|O'neil, Gregory - Western Washington University|
|Knothe, Gerhard - Gary|
|Williams, John - Western Washington University|
|Burlow, Noah - Western Washington University|
|Reddy, Christopher - Woods Hole Oceanographic Institute (WHOI)|
Submitted to: Fuel
Publication Type: Peer Reviewed Journal
Publication Acceptance Date: 3/15/2016
Publication Date: 3/23/2016
Publication URL: http://handle.nal.usda.gov/10113/62502
Citation: O'Neil, G.W., Knothe, G., Williams, J.R., Burlow, N.P., Reddy, C.M. 2016. Decolorization improves the fuel properties of algal biodiesel from Isochrysis sp. Fuel. 179:229-234.
Interpretive Summary: Biodiesel is an alternative to petroleum-derived diesel fuel. While biodiesel fuel is usually produced from vegetable oils, such as soybean oil, or other feedstocks, such as animal fats and waste frying oils, in recent years, oils made from algae have been gaining interest as potential sources. The biodiesel derived from algal oils has been beset, however, with problems related to fuel properties. This work now describes a novel approach to improving the fuel properties of biodiesel from algal oils by bleaching the fuel. The bleaching process removes components from the biodiesel that negatively impact fuel properties. As a result, the bleached biodiesel fuel has improved cold flow and combustion properties as indicated by the higher cetane number, which is a measure of diesel fuel ignition. This approach may prove useful for improving the properties of other biodiesel fuels derived from algal oils.
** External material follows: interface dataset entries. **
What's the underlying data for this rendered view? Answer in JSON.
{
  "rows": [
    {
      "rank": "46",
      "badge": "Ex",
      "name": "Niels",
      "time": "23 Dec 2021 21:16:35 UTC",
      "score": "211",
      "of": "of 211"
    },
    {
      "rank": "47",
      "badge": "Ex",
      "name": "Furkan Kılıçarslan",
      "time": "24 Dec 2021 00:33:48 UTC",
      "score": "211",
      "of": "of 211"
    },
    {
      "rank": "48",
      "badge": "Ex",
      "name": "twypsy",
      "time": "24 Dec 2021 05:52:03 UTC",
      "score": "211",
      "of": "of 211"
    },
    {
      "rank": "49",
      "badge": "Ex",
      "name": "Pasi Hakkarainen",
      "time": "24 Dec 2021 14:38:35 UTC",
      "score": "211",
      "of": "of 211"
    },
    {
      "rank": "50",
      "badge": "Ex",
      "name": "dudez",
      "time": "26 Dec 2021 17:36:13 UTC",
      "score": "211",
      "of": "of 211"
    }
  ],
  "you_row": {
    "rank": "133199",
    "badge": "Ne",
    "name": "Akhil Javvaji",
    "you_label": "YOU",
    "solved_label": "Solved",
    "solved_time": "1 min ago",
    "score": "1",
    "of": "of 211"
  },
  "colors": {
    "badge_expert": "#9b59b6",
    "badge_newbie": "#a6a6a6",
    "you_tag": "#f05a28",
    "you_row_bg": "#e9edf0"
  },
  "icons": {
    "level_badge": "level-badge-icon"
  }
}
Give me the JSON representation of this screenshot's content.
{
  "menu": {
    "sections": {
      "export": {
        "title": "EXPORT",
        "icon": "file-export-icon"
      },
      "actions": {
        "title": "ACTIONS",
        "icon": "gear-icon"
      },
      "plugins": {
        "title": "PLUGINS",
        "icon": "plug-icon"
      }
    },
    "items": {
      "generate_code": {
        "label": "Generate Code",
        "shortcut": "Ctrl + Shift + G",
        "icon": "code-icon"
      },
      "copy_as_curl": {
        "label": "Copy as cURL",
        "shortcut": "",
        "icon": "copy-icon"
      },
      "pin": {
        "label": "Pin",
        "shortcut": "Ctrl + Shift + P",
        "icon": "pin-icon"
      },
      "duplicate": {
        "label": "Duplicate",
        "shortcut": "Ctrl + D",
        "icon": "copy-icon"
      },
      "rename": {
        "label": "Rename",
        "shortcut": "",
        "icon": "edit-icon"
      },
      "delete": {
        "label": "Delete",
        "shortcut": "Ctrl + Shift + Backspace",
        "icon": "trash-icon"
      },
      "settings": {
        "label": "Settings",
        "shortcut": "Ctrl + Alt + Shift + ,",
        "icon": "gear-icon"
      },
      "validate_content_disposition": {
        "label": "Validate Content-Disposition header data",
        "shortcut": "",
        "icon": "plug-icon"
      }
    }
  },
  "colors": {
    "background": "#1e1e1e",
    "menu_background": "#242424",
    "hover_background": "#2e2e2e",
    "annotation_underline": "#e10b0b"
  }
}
Technical Abstract: Results from the comprehensive fuel testing according to the American Society for Testing and Materials International (ASTM) standards of an alkenone-free and decolorized biodiesel produced from the industrially grown marine microalgae Isochrysis sp. are presented. Fatty acid methyl ester (FAME) profiles of the non-decolorized and subsequently decolorized biodiesel fuels were nearly identical, yet the fuel properties were remarkably different. Significant positive impacts on the cetane number, kinematic viscosity, and lubricity were observed, indicating a potential deleterious effect of pigments like chlorophylls and pheophytins on these fuel properties. The decolorization process using montmorillonite K10 gave an average 90% mass recovery, and allowed for an otherwise unobtainable cloud point determination. Oxidative stability of the decolorized Isochrysis biodiesel remained well below the minimum prescribed in biodiesel standards due to elevated content of highly polyunsaturated fatty acids, however other values were in the range of those prescribed in the ASTM standards. Overall, decolorization improved the fuel properties of biodiesel from Isochrysis and may provide a path toward improved biodiesel fuels from other algal species.